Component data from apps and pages
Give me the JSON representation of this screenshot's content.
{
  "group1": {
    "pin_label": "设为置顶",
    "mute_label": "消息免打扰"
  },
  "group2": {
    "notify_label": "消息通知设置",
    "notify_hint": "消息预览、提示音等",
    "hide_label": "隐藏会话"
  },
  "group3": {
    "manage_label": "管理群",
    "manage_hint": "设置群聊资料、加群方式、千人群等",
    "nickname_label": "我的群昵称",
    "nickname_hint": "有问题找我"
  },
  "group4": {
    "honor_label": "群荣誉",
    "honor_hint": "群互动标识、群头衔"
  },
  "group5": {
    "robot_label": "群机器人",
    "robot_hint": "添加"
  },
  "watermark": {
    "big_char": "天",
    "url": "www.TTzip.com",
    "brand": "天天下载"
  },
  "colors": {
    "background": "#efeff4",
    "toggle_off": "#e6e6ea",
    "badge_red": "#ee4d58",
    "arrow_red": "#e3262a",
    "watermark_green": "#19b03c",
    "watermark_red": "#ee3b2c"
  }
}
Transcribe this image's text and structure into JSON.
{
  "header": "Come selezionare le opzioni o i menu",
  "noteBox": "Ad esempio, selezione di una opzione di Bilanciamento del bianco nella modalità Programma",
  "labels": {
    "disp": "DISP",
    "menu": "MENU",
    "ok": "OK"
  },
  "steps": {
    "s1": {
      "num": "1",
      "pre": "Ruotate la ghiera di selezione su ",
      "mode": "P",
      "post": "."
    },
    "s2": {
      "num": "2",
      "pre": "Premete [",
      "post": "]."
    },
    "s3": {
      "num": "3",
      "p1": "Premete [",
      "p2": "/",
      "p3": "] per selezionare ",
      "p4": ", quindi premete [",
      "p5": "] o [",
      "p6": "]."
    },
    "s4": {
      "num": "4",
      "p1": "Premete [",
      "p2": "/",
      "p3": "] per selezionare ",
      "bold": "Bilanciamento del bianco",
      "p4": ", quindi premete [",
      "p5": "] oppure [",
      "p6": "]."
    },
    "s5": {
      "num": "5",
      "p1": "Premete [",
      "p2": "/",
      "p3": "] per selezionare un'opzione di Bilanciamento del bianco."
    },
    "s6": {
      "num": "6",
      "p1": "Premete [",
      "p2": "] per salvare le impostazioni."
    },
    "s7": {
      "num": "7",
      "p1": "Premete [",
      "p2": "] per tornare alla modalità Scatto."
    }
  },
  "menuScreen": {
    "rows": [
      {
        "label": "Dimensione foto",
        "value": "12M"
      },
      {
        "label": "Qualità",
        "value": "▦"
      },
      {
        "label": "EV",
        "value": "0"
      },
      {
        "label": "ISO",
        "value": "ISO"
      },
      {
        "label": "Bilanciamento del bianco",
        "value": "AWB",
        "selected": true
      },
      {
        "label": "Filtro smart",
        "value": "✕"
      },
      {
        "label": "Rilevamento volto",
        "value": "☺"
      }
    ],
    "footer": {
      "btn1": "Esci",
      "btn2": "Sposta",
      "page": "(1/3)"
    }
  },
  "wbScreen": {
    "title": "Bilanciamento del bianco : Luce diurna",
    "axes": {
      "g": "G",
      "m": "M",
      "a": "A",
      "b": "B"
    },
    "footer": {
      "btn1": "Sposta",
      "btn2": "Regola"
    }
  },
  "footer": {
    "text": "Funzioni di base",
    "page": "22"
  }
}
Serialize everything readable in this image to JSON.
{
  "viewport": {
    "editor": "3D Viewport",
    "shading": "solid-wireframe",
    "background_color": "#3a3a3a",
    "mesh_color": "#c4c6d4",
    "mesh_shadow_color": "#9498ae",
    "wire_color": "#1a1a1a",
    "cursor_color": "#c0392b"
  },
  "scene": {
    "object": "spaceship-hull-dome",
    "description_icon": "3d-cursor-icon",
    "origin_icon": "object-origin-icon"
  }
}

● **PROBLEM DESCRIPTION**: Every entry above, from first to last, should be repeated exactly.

● **ANSWER SECTION**:
Give me the JSON representation of this screenshot's content.
{
  "group1": {
    "pin_label": "设为置顶",
    "mute_label": "消息免打扰"
  },
  "group2": {
    "notify_label": "消息通知设置",
    "notify_hint": "消息预览、提示音等",
    "hide_label": "隐藏会话"
  },
  "group3": {
    "manage_label": "管理群",
    "manage_hint": "设置群聊资料、加群方式、千人群等",
    "nickname_label": "我的群昵称",
    "nickname_hint": "有问题找我"
  },
  "group4": {
    "honor_label": "群荣誉",
    "honor_hint": "群互动标识、群头衔"
  },
  "group5": {
    "robot_label": "群机器人",
    "robot_hint": "添加"
  },
  "watermark": {
    "big_char": "天",
    "url": "www.TTzip.com",
    "brand": "天天下载"
  },
  "colors": {
    "background": "#efeff4",
    "toggle_off": "#e6e6ea",
    "badge_red": "#ee4d58",
    "arrow_red": "#e3262a",
    "watermark_green": "#19b03c",
    "watermark_red": "#ee3b2c"
  }
}
Transcribe this image's text and structure into JSON.
{
  "header": "Come selezionare le opzioni o i menu",
  "noteBox": "Ad esempio, selezione di una opzione di Bilanciamento del bianco nella modalità Programma",
  "labels": {
    "disp": "DISP",
    "menu": "MENU",
    "ok": "OK"
  },
  "steps": {
    "s1": {
      "num": "1",
      "pre": "Ruotate la ghiera di selezione su ",
      "mode": "P",
      "post": "."
    },
    "s2": {
      "num": "2",
      "pre": "Premete [",
      "post": "]."
    },
    "s3": {
      "num": "3",
      "p1": "Premete [",
      "p2": "/",
      "p3": "] per selezionare ",
      "p4": ", quindi premete [",
      "p5": "] o [",
      "p6": "]."
    },
    "s4": {
      "num": "4",
      "p1": "Premete [",
      "p2": "/",
      "p3": "] per selezionare ",
      "bold": "Bilanciamento del bianco",
      "p4": ", quindi premete [",
      "p5": "] oppure [",
      "p6": "]."
    },
    "s5": {
      "num": "5",
      "p1": "Premete [",
      "p2": "/",
      "p3": "] per selezionare un'opzione di Bilanciamento del bianco."
    },
    "s6": {
      "num": "6",
      "p1": "Premete [",
      "p2": "] per salvare le impostazioni."
    },
    "s7": {
      "num": "7",
      "p1": "Premete [",
      "p2": "] per tornare alla modalità Scatto."
    }
  },
  "menuScreen": {
    "rows": [
      {
        "label": "Dimensione foto",
        "value": "12M"
      },
      {
        "label": "Qualità",
        "value": "▦"
      },
      {
        "label": "EV",
        "value": "0"
      },
      {
        "label": "ISO",
        "value": "ISO"
      },
      {
        "label": "Bilanciamento del bianco",
        "value": "AWB",
        "selected": true
      },
      {
        "label": "Filtro smart",
        "value": "✕"
      },
      {
        "label": "Rilevamento volto",
        "value": "☺"
      }
    ],
    "footer": {
      "btn1": "Esci",
      "btn2": "Sposta",
      "page": "(1/3)"
    }
  },
  "wbScreen": {
    "title": "Bilanciamento del bianco : Luce diurna",
    "axes": {
      "g": "G",
      "m": "M",
      "a": "A",
      "b": "B"
    },
    "footer": {
      "btn1": "Sposta",
      "btn2": "Regola"
    }
  },
  "footer": {
    "text": "Funzioni di base",
    "page": "22"
  }
}
Serialize everything readable in this image to JSON.
{
  "viewport": {
    "editor": "3D Viewport",
    "shading": "solid-wireframe",
    "background_color": "#3a3a3a",
    "mesh_color": "#c4c6d4",
    "mesh_shadow_color": "#9498ae",
    "wire_color": "#1a1a1a",
    "cursor_color": "#c0392b"
  },
  "scene": {
    "object": "spaceship-hull-dome",
    "description_icon": "3d-cursor-icon",
    "origin_icon": "object-origin-icon"
  }
}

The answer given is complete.